Background: Experimental and ecological studies have shown the role of climatic factors in driving the epidemiology of influenza. In particular, low absolute humidity (AH) has been shown to increase influenza virus transmissibility and has been identified to explain the onset of epidemics in temperate regions. Here, we aim to study the potential climatic drivers of influenza-like illness (ILI) epidemiology in Vietnam, a tropical country characterized by a high diversity of climates. We specifically focus on quantifying and explaining the seasonality of ILI. Methods: We used 18 years (1993-2010) of monthly ILI notifications aggregated by province (52) and monthly climatic variables (minimum, mean, maximum temperatures, absolute and relative humidities, rainfall and hours of sunshine) from 67 weather stations across Vietnam. Seasonalities were quantified from global wavelet spectra, using the value of the power at the period of 1 year as a measure of the intensity of seasonality. The 7 climatic time series were characterized by 534 summary statistics which were entered into a regression tree to identify factors associated with the seasonality of AH. Results were extrapolated to the global scale using simulated climatic times series from the NCEP/NCAR project. Results: The intensity of ILI seasonality in Vietnam is best explained by the intensity of AH seasonality. We find that ILI seasonality is weak in provinces experiencing weak seasonal fluctuations in AH (annual power <17.6), whereas ILI seasonality is strongest in provinces with pronounced AH seasonality (power >17.6). In Vietnam, AH and ILI are positively correlated. Conclusions: Our results identify a role for AH in driving the epidemiology of ILI in a tropical setting. However, in contrast to temperate regions, high rather than low AH is associated with increased ILI activity. Fluctuation in AH may be the climate factor that underlies and unifies the seasonality of ILI in both temperate and tropical regions. Alternatively, the mechanism of action of AH on disease transmission may be different in cold-dry versus hot-humid settings.

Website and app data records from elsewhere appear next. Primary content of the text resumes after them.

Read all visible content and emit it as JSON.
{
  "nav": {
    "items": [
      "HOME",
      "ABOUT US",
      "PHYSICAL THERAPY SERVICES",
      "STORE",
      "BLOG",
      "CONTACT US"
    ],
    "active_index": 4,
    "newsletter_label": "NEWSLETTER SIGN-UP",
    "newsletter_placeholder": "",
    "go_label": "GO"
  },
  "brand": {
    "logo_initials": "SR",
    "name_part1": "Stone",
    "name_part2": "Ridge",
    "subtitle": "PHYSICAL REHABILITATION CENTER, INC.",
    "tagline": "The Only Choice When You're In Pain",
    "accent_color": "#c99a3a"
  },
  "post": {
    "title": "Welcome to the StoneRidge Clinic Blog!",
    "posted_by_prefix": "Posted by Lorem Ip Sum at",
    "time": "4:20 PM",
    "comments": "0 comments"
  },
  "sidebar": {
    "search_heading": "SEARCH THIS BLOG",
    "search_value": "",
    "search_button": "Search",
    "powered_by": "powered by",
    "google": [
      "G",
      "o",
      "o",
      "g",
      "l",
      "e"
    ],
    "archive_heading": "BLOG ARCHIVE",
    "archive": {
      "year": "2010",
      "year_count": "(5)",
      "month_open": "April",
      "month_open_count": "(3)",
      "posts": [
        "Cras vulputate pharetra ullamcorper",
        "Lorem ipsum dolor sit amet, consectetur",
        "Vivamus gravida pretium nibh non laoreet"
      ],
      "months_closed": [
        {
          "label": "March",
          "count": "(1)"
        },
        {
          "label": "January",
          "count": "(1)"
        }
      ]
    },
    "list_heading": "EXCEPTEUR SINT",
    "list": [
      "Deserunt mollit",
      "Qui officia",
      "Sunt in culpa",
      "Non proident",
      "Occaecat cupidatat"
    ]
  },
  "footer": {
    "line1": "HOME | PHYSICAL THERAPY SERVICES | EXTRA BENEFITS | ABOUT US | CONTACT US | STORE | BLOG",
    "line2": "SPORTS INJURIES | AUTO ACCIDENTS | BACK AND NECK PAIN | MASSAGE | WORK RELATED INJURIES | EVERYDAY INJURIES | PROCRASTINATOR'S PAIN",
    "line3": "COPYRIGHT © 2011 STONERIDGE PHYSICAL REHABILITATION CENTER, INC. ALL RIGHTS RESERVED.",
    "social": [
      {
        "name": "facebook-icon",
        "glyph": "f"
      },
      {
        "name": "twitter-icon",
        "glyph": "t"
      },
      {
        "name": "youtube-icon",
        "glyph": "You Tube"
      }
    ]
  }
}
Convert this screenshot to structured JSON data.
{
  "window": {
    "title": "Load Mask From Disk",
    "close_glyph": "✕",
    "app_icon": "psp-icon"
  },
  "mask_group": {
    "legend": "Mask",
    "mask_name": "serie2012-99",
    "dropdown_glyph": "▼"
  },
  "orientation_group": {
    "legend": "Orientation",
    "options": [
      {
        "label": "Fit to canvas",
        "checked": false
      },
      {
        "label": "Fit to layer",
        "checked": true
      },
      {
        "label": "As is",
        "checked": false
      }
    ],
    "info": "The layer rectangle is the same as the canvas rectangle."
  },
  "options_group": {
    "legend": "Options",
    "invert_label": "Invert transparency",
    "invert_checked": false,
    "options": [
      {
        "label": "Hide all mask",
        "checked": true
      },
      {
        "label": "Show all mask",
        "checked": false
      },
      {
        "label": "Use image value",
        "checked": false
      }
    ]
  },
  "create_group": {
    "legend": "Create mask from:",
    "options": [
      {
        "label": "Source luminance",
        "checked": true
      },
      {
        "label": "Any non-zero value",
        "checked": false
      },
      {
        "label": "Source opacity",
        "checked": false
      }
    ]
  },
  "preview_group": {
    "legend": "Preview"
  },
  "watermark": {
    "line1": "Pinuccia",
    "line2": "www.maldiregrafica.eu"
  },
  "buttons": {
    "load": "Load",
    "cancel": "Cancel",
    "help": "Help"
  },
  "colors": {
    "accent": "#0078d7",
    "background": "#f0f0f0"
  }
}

All Science Journal Classification (ASJC) codes
- Public Health, Environmental and Occupational Health
- Infectious Diseases